Wednesday, November 1, 2006
Former CUC International CEO Walter Forbes, who became chairman of Cendant Corp., which was formed when his company merged with HFS in 1997, was convicted of one count of conspiracy and two counts of making false statements to the SEC. The jury acquitted him of a securities fraud charge. The prosecution came after an accounting fraud at CUC was disclosed that caused Cendant's stock to drop 46% in one day, wiping out over $14 billion in the company's value, a loss that it never recovered from. In the first trial, former CUC president E. Kirk Shelton was convicted and sentenced to a ten year prison term.

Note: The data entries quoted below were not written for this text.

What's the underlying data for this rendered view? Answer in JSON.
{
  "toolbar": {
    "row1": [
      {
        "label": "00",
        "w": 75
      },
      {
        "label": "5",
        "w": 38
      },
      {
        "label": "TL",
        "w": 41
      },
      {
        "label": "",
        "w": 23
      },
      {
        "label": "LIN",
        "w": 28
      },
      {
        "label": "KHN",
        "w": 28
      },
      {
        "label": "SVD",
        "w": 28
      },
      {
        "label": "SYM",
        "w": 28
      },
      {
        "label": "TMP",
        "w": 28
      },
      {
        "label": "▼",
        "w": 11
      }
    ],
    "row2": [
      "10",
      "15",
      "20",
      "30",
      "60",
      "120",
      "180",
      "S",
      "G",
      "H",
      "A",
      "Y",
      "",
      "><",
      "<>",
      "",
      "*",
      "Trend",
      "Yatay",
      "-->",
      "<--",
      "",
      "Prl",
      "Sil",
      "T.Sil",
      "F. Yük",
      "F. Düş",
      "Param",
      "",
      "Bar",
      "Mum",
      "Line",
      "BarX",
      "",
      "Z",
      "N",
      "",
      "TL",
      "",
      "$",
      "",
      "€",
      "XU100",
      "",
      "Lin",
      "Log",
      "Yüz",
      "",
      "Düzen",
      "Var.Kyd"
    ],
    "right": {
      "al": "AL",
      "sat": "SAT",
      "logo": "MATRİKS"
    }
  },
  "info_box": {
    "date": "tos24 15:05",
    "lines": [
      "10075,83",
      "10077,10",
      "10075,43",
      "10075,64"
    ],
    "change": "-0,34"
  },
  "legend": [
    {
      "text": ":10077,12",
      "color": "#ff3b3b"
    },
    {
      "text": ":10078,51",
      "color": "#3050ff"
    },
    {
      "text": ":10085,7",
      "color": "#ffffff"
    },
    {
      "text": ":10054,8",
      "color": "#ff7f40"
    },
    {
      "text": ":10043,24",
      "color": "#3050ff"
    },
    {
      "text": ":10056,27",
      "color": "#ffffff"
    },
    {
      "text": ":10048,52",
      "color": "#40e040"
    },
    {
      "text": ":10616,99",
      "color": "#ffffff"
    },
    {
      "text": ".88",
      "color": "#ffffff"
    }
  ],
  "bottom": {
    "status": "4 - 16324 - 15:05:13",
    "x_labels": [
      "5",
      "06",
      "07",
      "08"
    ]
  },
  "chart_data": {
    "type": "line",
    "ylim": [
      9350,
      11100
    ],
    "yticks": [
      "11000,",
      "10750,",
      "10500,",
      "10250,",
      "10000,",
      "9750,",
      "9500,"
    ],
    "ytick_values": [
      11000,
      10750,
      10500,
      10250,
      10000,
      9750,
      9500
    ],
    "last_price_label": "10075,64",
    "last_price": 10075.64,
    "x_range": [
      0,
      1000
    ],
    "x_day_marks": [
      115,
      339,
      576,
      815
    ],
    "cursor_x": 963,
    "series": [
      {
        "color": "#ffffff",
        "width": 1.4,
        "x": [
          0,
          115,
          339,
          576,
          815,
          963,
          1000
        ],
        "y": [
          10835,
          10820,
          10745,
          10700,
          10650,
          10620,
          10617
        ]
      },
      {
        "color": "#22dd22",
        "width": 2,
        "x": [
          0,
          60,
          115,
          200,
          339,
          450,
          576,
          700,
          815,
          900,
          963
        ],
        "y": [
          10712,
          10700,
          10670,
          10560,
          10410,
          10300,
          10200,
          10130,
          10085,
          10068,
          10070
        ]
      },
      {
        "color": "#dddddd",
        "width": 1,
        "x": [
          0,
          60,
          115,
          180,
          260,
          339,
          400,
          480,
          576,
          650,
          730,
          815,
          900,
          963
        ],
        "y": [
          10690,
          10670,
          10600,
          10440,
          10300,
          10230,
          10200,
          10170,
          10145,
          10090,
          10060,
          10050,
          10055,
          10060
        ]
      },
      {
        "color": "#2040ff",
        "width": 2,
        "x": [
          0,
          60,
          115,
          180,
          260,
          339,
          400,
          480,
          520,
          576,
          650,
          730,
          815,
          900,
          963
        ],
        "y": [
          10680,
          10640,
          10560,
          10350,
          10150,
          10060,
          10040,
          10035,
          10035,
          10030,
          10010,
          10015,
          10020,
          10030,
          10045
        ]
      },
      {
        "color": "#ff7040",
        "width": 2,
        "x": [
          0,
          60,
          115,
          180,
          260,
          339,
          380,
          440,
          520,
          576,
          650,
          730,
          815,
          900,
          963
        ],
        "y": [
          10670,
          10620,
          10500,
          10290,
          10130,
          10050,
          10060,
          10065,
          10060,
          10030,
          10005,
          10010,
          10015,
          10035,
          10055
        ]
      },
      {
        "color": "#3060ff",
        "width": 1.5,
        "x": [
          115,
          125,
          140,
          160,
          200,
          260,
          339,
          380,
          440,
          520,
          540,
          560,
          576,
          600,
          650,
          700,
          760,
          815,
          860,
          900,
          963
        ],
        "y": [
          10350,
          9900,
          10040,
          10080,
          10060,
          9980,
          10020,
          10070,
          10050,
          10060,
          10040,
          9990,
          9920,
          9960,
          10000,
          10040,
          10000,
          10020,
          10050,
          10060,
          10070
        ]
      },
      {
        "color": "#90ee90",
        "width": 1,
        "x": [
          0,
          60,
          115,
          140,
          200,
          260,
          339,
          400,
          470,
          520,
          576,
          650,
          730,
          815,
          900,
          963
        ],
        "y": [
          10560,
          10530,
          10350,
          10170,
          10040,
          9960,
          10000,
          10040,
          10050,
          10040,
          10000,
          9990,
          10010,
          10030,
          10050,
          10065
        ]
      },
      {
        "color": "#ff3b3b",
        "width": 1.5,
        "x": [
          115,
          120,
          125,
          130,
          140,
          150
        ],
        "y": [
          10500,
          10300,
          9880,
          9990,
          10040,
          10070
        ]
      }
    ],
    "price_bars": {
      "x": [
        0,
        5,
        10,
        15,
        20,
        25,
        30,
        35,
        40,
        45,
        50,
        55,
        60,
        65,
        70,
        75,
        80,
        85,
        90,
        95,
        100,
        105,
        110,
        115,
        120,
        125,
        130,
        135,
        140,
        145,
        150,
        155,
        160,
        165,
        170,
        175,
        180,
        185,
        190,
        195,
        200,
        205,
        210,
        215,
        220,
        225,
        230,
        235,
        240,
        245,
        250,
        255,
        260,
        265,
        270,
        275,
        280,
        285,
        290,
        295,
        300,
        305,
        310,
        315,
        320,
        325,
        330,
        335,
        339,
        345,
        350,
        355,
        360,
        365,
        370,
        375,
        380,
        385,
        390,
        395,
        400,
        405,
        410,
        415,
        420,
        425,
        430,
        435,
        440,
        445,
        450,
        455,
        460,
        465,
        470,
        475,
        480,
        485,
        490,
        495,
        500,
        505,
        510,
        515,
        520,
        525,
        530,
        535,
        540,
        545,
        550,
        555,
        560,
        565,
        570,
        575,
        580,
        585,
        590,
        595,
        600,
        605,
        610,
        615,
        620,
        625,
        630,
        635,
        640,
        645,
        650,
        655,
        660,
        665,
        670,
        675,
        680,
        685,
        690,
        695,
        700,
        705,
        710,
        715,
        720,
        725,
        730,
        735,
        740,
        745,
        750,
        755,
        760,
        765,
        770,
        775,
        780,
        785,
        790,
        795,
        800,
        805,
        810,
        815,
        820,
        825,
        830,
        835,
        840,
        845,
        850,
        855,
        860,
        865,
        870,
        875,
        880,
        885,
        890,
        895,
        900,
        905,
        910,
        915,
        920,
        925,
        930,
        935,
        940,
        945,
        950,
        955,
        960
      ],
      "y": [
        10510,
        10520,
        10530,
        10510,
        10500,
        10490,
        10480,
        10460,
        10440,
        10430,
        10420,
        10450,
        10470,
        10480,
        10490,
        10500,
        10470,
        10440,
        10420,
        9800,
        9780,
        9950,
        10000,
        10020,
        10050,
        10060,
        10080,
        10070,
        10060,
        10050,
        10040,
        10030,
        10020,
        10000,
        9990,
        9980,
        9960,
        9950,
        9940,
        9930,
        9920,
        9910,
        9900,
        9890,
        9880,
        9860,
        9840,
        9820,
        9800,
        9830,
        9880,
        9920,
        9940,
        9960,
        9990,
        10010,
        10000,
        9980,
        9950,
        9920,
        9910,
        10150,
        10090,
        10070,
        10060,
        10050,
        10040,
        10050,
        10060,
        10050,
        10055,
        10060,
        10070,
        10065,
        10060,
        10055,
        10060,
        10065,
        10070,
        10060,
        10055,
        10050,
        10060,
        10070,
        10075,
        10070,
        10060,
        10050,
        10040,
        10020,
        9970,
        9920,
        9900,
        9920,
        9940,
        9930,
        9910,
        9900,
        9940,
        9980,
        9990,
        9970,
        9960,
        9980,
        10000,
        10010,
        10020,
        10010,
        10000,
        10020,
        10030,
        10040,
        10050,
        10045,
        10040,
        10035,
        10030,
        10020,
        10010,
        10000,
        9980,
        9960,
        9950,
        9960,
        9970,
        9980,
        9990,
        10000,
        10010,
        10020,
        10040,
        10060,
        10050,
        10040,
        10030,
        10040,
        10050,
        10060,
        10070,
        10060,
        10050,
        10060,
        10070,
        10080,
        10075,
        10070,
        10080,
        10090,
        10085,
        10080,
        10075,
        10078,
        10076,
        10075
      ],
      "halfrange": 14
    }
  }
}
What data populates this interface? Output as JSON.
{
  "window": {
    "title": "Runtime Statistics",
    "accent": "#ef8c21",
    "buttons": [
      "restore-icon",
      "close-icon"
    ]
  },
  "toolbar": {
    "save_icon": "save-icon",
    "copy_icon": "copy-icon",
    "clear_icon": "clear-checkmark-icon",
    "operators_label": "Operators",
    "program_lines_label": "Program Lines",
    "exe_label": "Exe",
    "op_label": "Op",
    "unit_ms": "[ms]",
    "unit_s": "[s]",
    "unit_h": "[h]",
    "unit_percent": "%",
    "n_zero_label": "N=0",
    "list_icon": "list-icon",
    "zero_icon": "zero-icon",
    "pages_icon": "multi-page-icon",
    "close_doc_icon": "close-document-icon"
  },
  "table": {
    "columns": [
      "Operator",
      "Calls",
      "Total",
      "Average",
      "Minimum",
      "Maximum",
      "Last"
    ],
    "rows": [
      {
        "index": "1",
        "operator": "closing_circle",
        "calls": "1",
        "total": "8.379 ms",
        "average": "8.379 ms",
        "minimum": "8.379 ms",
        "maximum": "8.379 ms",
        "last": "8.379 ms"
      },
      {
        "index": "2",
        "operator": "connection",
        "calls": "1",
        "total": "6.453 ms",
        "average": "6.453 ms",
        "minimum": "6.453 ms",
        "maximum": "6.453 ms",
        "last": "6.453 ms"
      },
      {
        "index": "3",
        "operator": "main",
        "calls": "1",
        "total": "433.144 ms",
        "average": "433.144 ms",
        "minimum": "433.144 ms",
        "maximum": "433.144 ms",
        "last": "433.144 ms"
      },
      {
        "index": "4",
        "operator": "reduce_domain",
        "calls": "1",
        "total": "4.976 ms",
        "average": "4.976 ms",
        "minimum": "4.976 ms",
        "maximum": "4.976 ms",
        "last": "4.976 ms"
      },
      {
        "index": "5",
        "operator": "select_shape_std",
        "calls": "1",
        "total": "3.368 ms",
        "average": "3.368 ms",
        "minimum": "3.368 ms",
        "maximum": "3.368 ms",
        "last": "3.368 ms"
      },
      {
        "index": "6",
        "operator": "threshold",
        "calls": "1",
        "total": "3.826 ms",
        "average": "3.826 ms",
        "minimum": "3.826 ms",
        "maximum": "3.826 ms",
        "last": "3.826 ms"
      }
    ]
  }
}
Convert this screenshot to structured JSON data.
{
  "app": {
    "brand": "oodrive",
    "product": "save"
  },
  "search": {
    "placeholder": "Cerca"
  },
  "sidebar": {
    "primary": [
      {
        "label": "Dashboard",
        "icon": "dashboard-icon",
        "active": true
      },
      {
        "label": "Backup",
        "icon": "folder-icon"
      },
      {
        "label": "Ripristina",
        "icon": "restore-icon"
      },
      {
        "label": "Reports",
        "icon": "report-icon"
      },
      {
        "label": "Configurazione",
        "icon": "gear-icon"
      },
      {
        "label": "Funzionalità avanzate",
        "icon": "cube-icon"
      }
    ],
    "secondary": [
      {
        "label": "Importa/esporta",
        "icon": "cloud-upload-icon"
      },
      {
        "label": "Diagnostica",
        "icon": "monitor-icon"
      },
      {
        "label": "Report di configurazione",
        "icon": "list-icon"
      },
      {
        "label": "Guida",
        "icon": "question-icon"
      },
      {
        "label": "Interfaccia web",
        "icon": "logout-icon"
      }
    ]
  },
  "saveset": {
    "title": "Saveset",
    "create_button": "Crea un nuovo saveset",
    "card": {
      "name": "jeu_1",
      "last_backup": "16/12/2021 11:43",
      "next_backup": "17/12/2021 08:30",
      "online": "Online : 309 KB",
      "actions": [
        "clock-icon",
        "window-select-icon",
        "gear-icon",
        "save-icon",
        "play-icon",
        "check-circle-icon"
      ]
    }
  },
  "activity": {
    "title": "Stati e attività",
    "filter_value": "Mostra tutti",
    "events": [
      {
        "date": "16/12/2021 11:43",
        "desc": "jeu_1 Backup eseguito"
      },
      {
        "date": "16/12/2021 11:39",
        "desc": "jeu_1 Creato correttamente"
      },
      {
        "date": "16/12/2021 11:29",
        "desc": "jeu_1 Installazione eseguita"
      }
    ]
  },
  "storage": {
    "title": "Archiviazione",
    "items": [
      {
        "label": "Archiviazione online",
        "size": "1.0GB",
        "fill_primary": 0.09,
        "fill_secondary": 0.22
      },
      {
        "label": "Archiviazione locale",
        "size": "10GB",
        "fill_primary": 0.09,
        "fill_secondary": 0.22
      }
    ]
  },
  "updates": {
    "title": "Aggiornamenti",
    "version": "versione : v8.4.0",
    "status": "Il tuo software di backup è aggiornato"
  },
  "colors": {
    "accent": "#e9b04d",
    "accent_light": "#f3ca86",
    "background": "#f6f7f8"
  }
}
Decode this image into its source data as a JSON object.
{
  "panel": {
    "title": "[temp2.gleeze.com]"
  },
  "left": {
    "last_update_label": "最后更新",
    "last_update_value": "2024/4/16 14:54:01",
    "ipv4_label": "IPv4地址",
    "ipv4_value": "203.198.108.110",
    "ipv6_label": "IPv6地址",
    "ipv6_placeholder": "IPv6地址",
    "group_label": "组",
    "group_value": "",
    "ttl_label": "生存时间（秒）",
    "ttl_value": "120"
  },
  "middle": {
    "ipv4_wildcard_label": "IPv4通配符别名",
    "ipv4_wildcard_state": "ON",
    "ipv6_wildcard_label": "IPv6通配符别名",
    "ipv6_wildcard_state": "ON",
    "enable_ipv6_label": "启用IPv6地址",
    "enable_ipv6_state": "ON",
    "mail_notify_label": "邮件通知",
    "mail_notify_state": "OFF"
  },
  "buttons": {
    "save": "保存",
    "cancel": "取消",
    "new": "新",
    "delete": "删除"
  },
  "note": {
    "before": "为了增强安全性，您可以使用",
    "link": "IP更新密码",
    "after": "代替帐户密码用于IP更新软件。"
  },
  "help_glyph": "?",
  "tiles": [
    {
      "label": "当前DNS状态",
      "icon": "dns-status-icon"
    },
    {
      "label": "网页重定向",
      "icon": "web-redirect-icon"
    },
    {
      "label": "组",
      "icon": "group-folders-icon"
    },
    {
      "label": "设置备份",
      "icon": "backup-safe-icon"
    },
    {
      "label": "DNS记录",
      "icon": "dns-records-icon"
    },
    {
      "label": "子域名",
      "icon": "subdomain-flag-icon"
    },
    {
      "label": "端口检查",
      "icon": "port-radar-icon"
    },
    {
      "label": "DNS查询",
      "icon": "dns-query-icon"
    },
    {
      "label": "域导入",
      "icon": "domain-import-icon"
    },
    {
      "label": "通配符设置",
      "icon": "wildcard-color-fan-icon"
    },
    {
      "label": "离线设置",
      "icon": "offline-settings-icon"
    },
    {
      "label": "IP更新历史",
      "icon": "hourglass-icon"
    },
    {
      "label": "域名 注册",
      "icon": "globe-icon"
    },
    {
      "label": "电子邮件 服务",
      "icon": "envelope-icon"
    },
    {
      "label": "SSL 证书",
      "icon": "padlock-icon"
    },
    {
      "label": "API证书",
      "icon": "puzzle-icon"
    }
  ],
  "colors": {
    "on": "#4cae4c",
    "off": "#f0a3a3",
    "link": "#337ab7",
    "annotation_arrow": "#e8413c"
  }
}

The maximum penalty for the false reporting counts is ten years each, and courts rarely impose consecutive sentences in white collar crime cases so Forbes is unlikely to receive a longer sentence than Shelton.
The first two trials ended with a hung jury for Forbes, with the jury deliberations dragging out 33 and then 27 days before the court declared mistrials. The third proceeding was before a different district court judge, who sped up the process and the jury returned its verdict in only three days. One difference in the evidence presented at the third trial was calling Henry Silverman, the CEO of of HFS and then Cendant (which has now been broken up), to testify about Forbes' role in attempting to cover-up the accounting problems at CUC. Forbes' attorney, high-profile defense lawyer Brendan Sullivan, has vowed to appeal. A Bloomberg story (here) discusses the prosecution.
The Cendant prosecution was the first case in the most recent wave of accounting frauds that involved senior corporate executives, and the sentence given to Shelton was among the most severe handed out before the verdicts in the WorldCom, Adelphia Communications, and Enron cases. With a ten year statutory maximum sentence on the false statement counts, it will be interesting to see if the judge gives Forbes a sentence close to the one received by Shelton. (ph)